Distance Learning for Students with Special Educational Needs

Distance Learning & Your Family

Traditional education is not effective for all students. This can be particularly true for students with special needs. Distance learning is an option that offer students with special needs a different method of instruction. However, when considering the cons of distance learning, often parents are concerned with their children's ability to keep up with grade-level academic expectations, as well as with the impact of remote learning on their children's mental health. Students are experiencing the challenges of learning independently and the emotional impact of significantly decreased opportunities for social interaction. How can parents help their children make the most of remote learning? Arranging and maintaining a positive work environment, establishing a predictable routine, encouraging breaks, and providing motivation are some ways parents can encourage their at-home learners.

Distance Education for Students with Special Needs

For students with special needs, remote learning can introduce additional challenges. Students are separated from their accustomed learning environment, tools, routines, supports, and teachers. The available learning resources used in remote instruction may not match a child's instructional needs, resulting in frustration and confusion. A student's special education program is created for a school environment, so duplicating it at home is difficult. What can parents do to help?

Addressing Your Child's Special Needs

Every child with special needs is different and will experience remote learning differently. However, there are a few general tips that should be helpful for families working to meet a variety of special needs.

Communicating with Your Child's School

Establish communication with your child's teacher. Choose a time and method for weekly communication, then determine the best way to ask extra questions that may arise mid-week. Find out what other professionals regularly provide service to your child (such as a special education teacher or speech therapist) and talk to them about ways to support your child's remote learning.

Using the IEP to Guide Remote Learning

If your child has a diagnosed disability, they likely have an individualized education program (IEP). There are two key elements of your child's IEP that you should examine to help you with remote learning. Be sure to get input from the school, as they are used to working on these areas.

  • Goals and Objectives - The IEP team has determined what skills and understanding your child needs to develop to make progress in their grade-level curriculum. Look at your child's goals. Ask:
    • Is the instruction from the school addressing my child's IEP goals?
    • What resources and activities can my child use to directly address the IEP goals?
  • Accommodations - Every IEP contains a list of accommodations that help the student fully access and participate in the general curriculum.
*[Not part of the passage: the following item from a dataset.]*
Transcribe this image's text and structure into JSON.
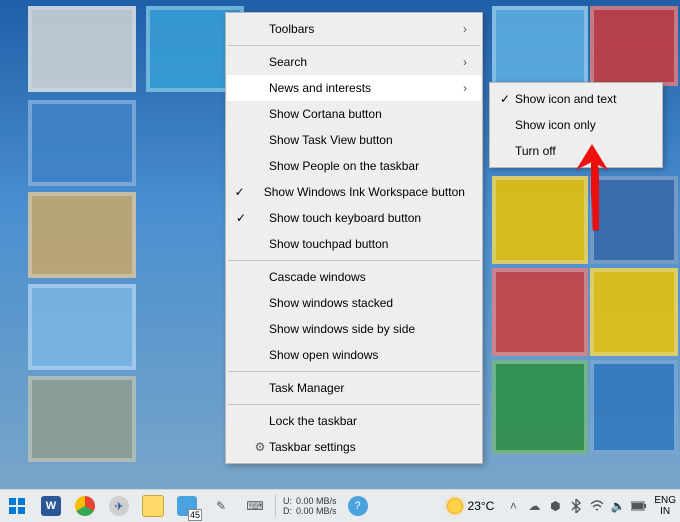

Accommodations might address the presentation of information, the learning environment, the way student responds to questions and demonstrates knowledge, or tools used to facilitate learning. Find out:
    • What are the accommodations listed on your child's IEP?
    • What is the purpose and setting for each accommodation? For example, an accommodation might be specifically for use during writing or during math.
    • Can your child use the accommodation in your home the same way the accommodation is used at school?
    • If not, how can you modify the accommodation to make sense in your home environment?

Setting & Managing Expectations

As your child works on remote learning assignments, consider the expectations you have for their behavior and learning.

  • Learning expectations: Help your child determine the goal of each assignment - what skill or content is the child supposed to know as a result of the task? You may be able to use a different learning tool, such as an online resource or academic game, to teach your child the same content. Your child may also need shortened assignments or an alternative way to show their knowledge.
  • Behavioral expectations: Set up a clear schedule for remote learning that includes regular breaks. This can ease the frustration of difficult learning tasks. Let your child know your expectations for their learning behavior and reinforce positive behavior. Identify ways to diffuse your child's stress (and yours), such as calming music, a walk, or a favorite toy. And remember, this is a difficult time, so be flexible!

Setting A Plan of Action

As you do your best to guide your child with special needs through the remote learning process, don't hesitate to consult available special needs resources to give you more ideas. Connect with other parents who are going through the same process. Then know that you and your child are doing your best to learn in these unusual times.

Homeschooling is hard enough as it is, but balancing the needs of children of different ages makes the challenge all the more difficult. This blog post offers suggestions for how you can succeed when homeschooling your entire family.

See for yourself why over 30 million teachers and students use Study.com every month.
Create an account
30-day money back guarantee